# Entries shown:
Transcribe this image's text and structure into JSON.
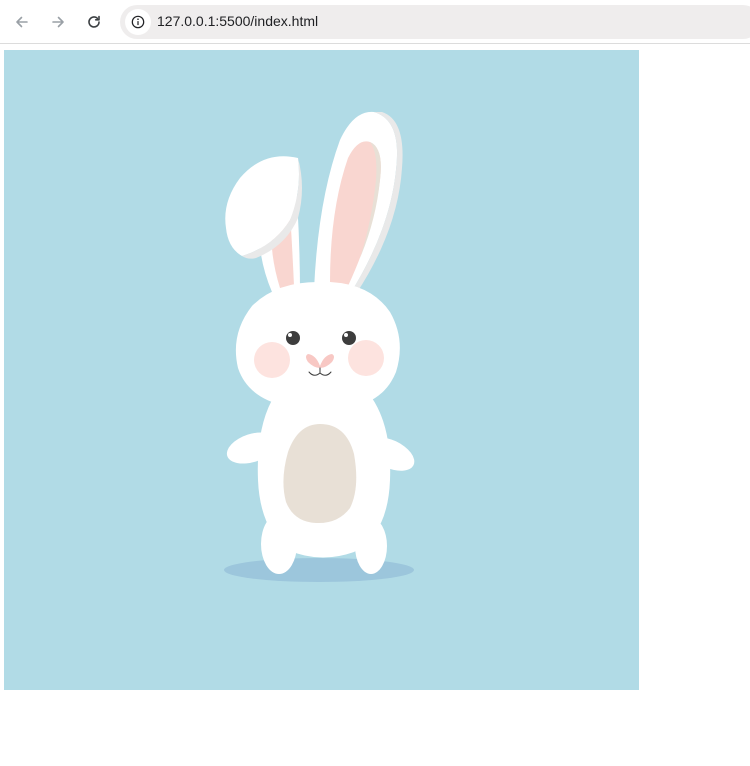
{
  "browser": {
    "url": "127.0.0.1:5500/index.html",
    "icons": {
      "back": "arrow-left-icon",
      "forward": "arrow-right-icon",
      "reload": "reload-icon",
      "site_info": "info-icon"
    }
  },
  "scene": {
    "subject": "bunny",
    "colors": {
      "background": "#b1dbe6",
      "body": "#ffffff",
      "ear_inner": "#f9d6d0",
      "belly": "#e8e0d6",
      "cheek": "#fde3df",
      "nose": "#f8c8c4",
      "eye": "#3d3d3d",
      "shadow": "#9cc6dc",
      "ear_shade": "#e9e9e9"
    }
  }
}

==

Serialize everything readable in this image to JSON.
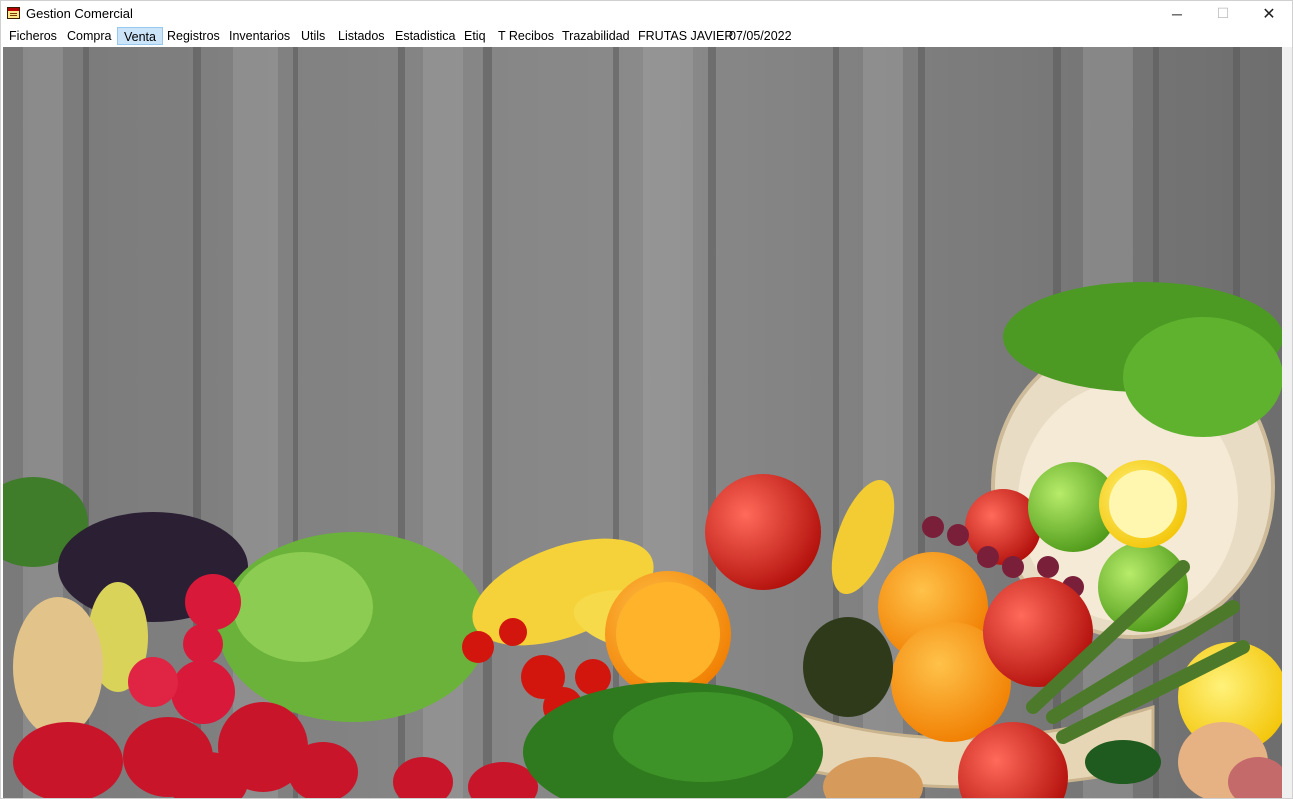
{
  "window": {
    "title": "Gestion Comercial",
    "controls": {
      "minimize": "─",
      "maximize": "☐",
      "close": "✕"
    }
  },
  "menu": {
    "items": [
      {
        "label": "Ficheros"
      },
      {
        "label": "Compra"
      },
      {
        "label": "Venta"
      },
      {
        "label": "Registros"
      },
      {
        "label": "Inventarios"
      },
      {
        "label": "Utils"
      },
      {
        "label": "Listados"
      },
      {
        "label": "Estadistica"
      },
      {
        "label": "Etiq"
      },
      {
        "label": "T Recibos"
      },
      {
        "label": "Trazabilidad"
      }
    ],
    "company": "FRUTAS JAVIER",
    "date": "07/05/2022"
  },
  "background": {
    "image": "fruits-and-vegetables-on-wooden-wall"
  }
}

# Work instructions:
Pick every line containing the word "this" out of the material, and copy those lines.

# Reply to the task:
Transcribe this image's text and structure into JSON.
Serialize everything readable in this image to JSON.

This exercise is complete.